- Getting started with Python for science from the Scipy Lecture Notes
- Python Numpy Tutorial from the Stanford CS231n notes

**Grading:** Following institute policy, a minimum of 80% marks are required for an A grade, and minimum 30% marks for D.

**Late policy:** Homework assignments are due at midnight on the due date. You are allowed a total of 5 late days across all the assignments. Any assignment submitted late after the total allowed late days have been used will not be graded.

**Audit policy:** A minimum of 40% marks is required for audit pass.

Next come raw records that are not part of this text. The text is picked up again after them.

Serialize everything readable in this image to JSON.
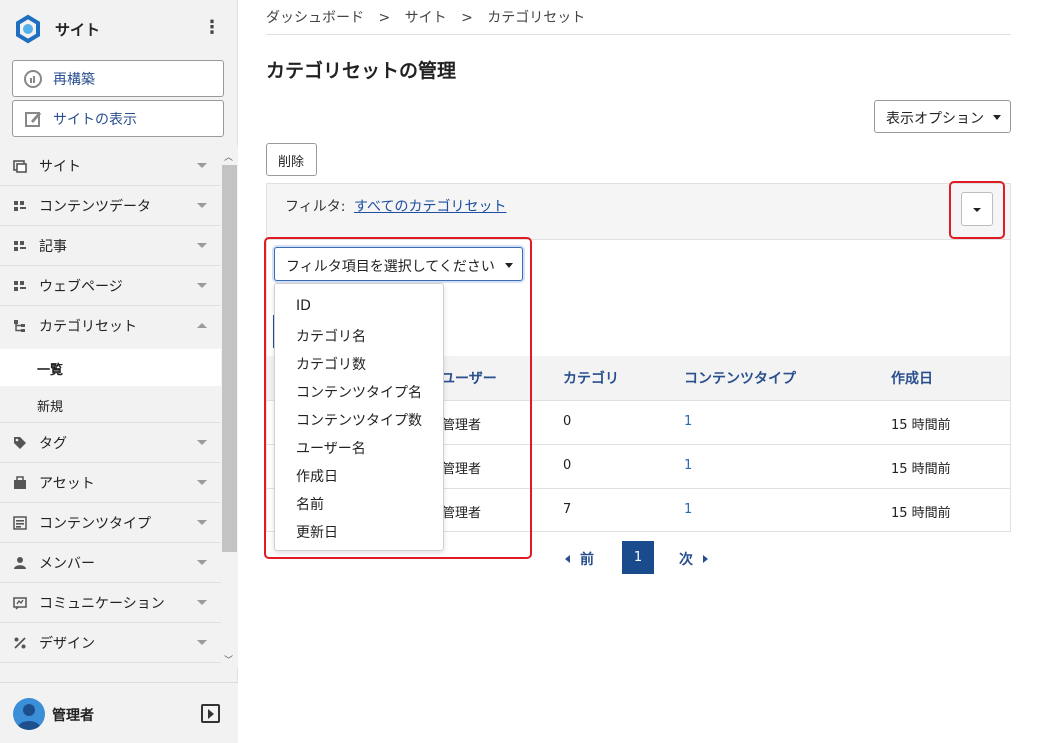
{
  "sidebar": {
    "site_name": "サイト",
    "rebuild_label": "再構築",
    "view_site_label": "サイトの表示",
    "items": [
      {
        "label": "サイト",
        "icon": "site-icon"
      },
      {
        "label": "コンテンツデータ",
        "icon": "content-data-icon"
      },
      {
        "label": "記事",
        "icon": "entry-icon"
      },
      {
        "label": "ウェブページ",
        "icon": "webpage-icon"
      },
      {
        "label": "カテゴリセット",
        "icon": "category-set-icon",
        "expanded": true
      },
      {
        "label": "タグ",
        "icon": "tag-icon"
      },
      {
        "label": "アセット",
        "icon": "asset-icon"
      },
      {
        "label": "コンテンツタイプ",
        "icon": "content-type-icon"
      },
      {
        "label": "メンバー",
        "icon": "member-icon"
      },
      {
        "label": "コミュニケーション",
        "icon": "communication-icon"
      },
      {
        "label": "デザイン",
        "icon": "design-icon"
      }
    ],
    "subitems": [
      {
        "label": "一覧",
        "active": true
      },
      {
        "label": "新規",
        "active": false
      }
    ],
    "user_name": "管理者"
  },
  "breadcrumb": [
    "ダッシュボード",
    ">",
    "サイト",
    ">",
    "カテゴリセット"
  ],
  "page_title": "カテゴリセットの管理",
  "display_options_label": "表示オプション",
  "delete_label": "削除",
  "filter": {
    "label": "フィルタ:",
    "link": "すべてのカテゴリセット",
    "select_label": "フィルタ項目を選択してください",
    "options": [
      "ID",
      "カテゴリ名",
      "カテゴリ数",
      "コンテンツタイプ名",
      "コンテンツタイプ数",
      "ユーザー名",
      "作成日",
      "名前",
      "更新日"
    ]
  },
  "table": {
    "headers": [
      "ユーザー",
      "カテゴリ",
      "コンテンツタイプ",
      "作成日"
    ],
    "rows": [
      [
        "管理者",
        "0",
        "1",
        "15 時間前"
      ],
      [
        "管理者",
        "0",
        "1",
        "15 時間前"
      ],
      [
        "管理者",
        "7",
        "1",
        "15 時間前"
      ]
    ]
  },
  "pagination": {
    "prev": "前",
    "current": "1",
    "next": "次"
  },
  "colors": {
    "accent": "#2a4f8f",
    "highlight": "#e01b24",
    "current_page": "#1a4b8c"
  }
}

**Attendance policy:** ~~Attendance lower than 50% may result in a one-grade penalty (e.g. A to A–, or A– to B).~~ There are no attendance requirements.

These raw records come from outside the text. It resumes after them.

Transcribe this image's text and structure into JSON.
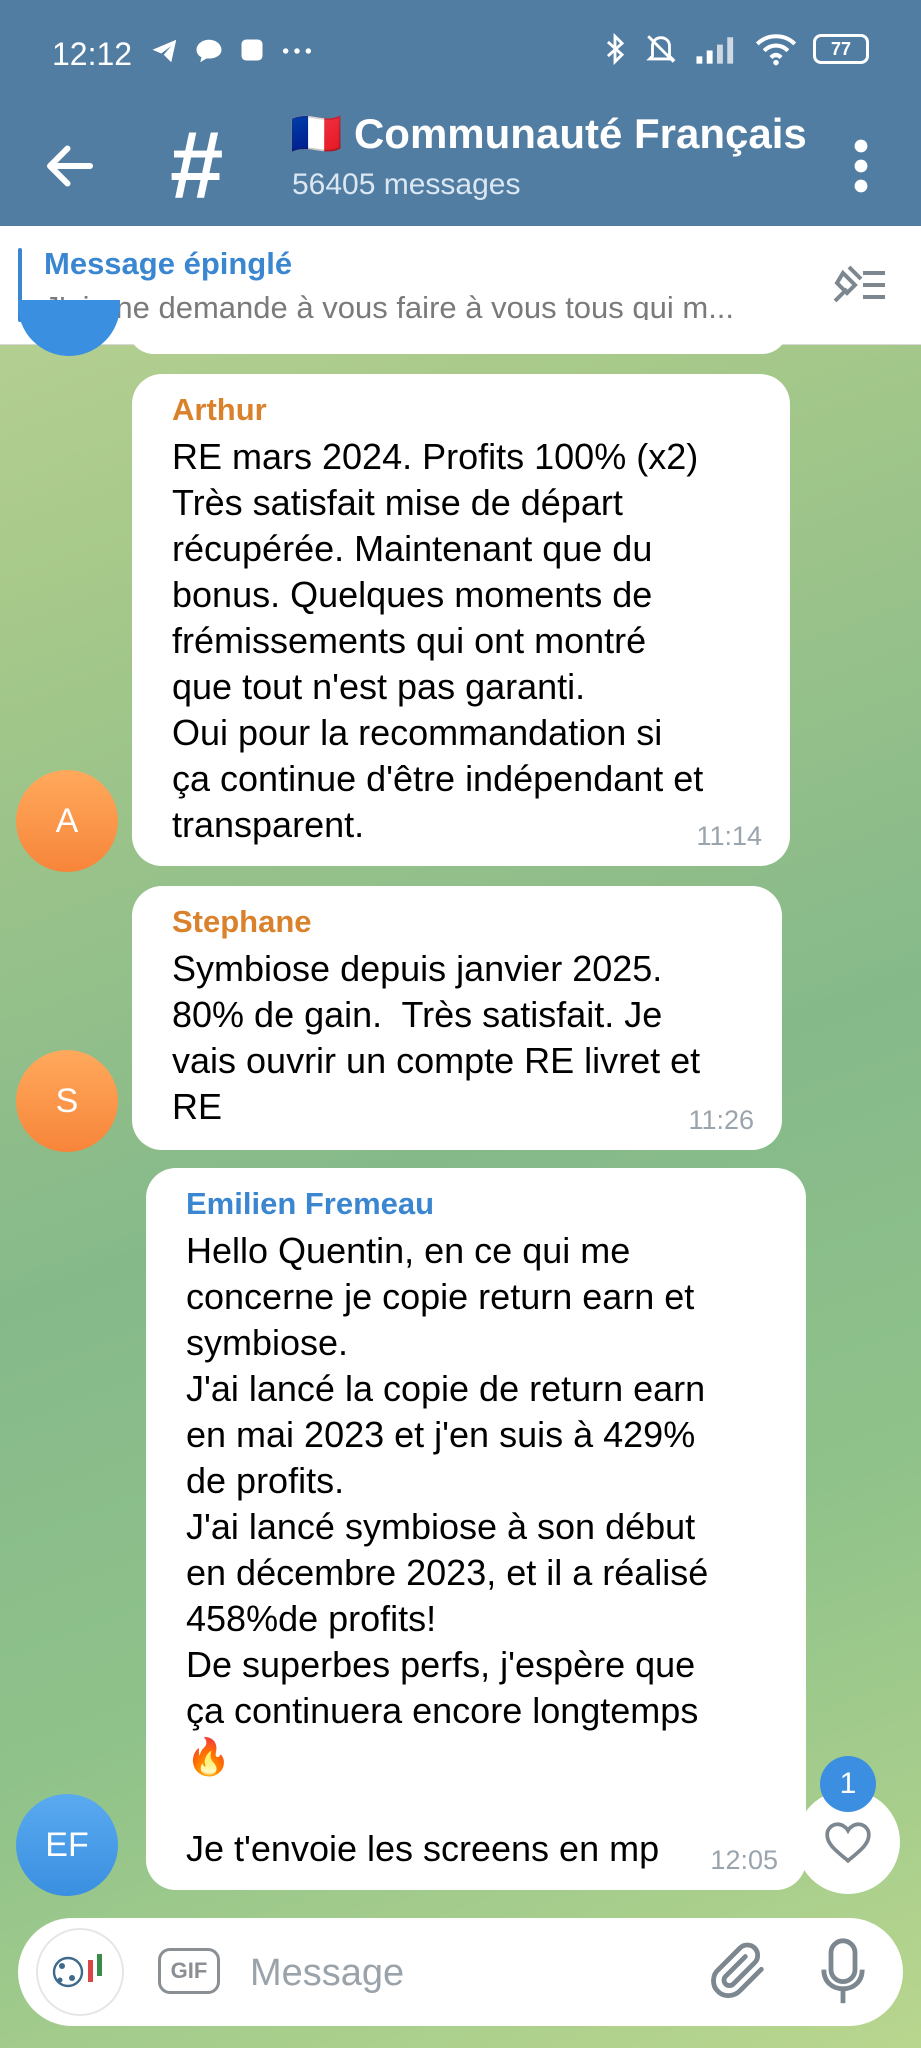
{
  "status_bar": {
    "time": "12:12",
    "left_icons": [
      "telegram-icon",
      "chat-bubble-icon",
      "square-icon",
      "more-dots-icon"
    ],
    "right_icons": [
      "bluetooth-icon",
      "mute-icon",
      "signal-icon",
      "wifi-icon"
    ],
    "battery": "77"
  },
  "header": {
    "flag": "🇫🇷",
    "title": "Communauté Français",
    "subtitle": "56405 messages"
  },
  "pinned": {
    "title": "Message épinglé",
    "text": "J'ai une demande à vous faire à vous tous qui m..."
  },
  "messages": [
    {
      "sender": "Arthur",
      "sender_color": "#d9822b",
      "avatar_initials": "A",
      "text": "RE mars 2024. Profits 100% (x2)\nTrès satisfait mise de départ\nrécupérée. Maintenant que du\nbonus. Quelques moments de\nfrémissements qui ont montré\nque tout n'est pas garanti.\nOui pour la recommandation si\nça continue d'être indépendant et\ntransparent.",
      "time": "11:14"
    },
    {
      "sender": "Stephane",
      "sender_color": "#d9822b",
      "avatar_initials": "S",
      "text": "Symbiose depuis janvier 2025.\n80% de gain.  Très satisfait. Je\nvais ouvrir un compte RE livret et\nRE",
      "time": "11:26"
    },
    {
      "sender": "Emilien Fremeau",
      "sender_color": "#3b86d1",
      "avatar_initials": "EF",
      "text": "Hello Quentin, en ce qui me\nconcerne je copie return earn et\nsymbiose.\nJ'ai lancé la copie de return earn\nen mai 2023 et j'en suis à 429%\nde profits.\nJ'ai lancé symbiose à son début\nen décembre 2023, et il a réalisé\n458%de profits!\nDe superbes perfs, j'espère que\nça continuera encore longtemps\n🔥\n\nJe t'envoie les screens en mp",
      "time": "12:05"
    }
  ],
  "reaction_badge": "1",
  "input": {
    "gif_label": "GIF",
    "placeholder": "Message"
  }
}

**Collaboration policy:** Adapted from Dan Weld’s guidelines, via Mausam:

Collaboration is a very good thing. On the other hand, cheating is considered a very serious offense. Please don’t do it! Concern about cheating creates an unpleasant environment for everyone. If you cheat, you get a zero in the assignment, and additionally you risk losing your position as a student in the department and the institute. The department’s policy on cheating is to report any cases to the disciplinary committee. What follows afterwards is not fun.

So how do you draw the line between collaboration and cheating? Here’s a reasonable set of ground rules. Failure to understand and follow these rules will constitute cheating, and will be dealt with as per institute guidelines.

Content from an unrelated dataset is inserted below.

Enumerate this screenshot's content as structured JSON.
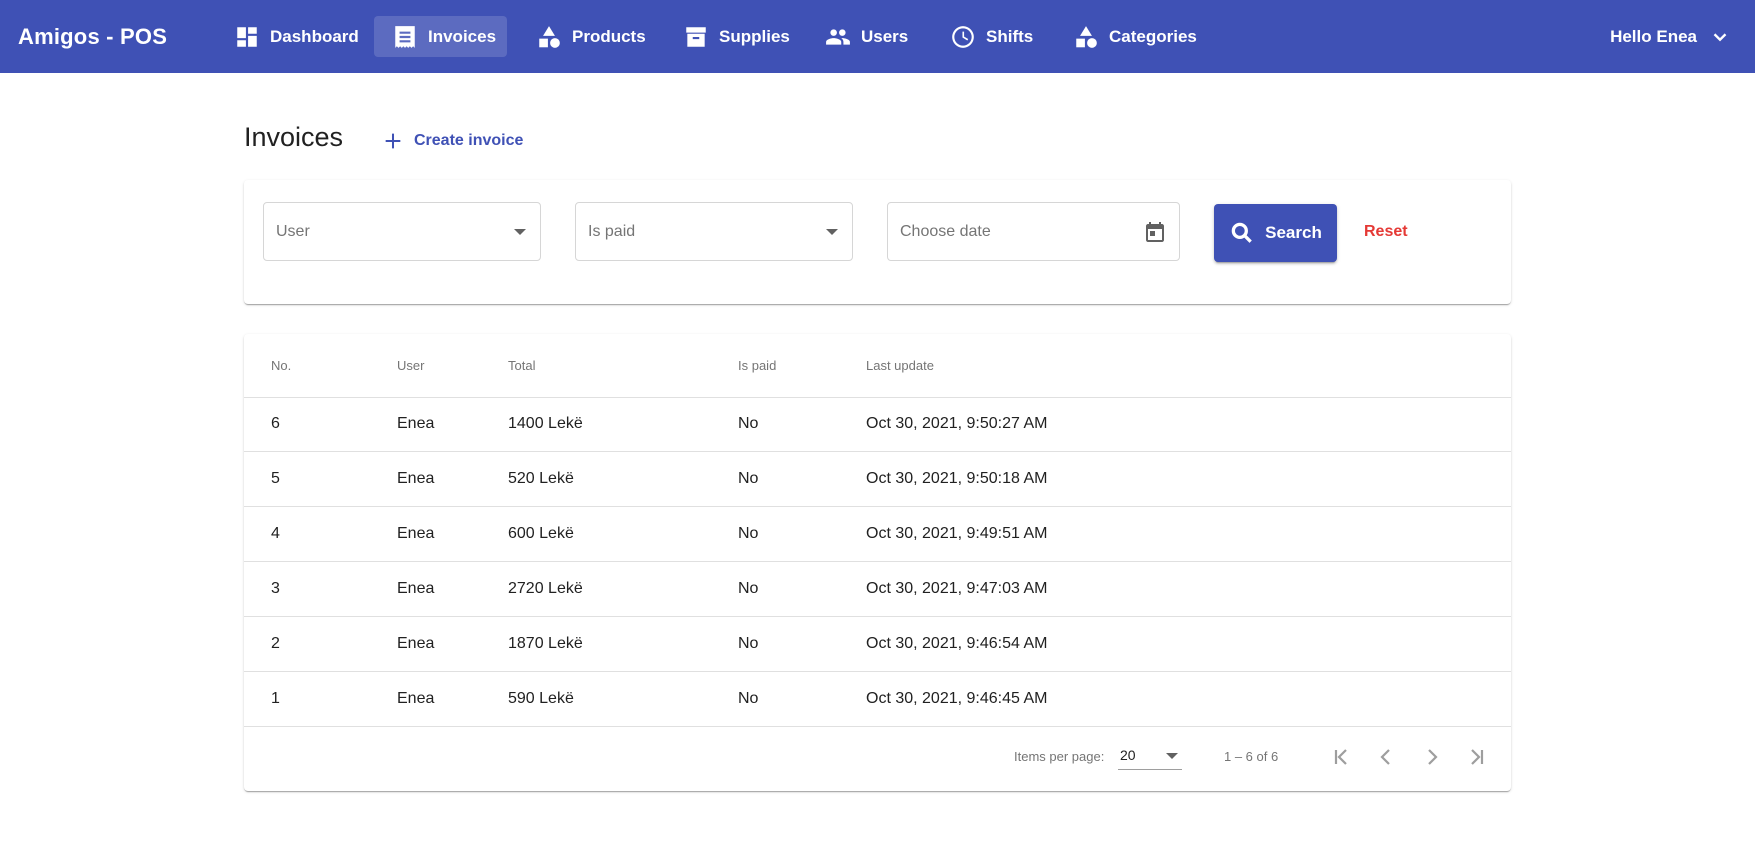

The Kyunki Saas Bhi Kabhi Bahu Thi Rule:This rule says that you are free to meet with fellow students(s) and discuss assignments with them. Writing on a board or shared piece of paper is acceptable during the meeting; however, you should not take any written (electronic or otherwise) record away from the meeting. This applies when the assignment is supposed to be an individual effort or whenever two teams discuss common problems they are each encountering (inter-group collaboration). After the meeting, engage in a half hour of mind-numbing activity (like watching an episode ofKyunki Saas Bhi Kabhi Bahu Thi), before starting to work on the assignment. This will assure that you are able to reconstruct what you learned from the meeting, by yourself, using your own brain.

The Right to Information Rule:To assure that all collaboration is on the level, you must always write the name(s) of your collaborators on your assignment. This also applies when two groups collaborate.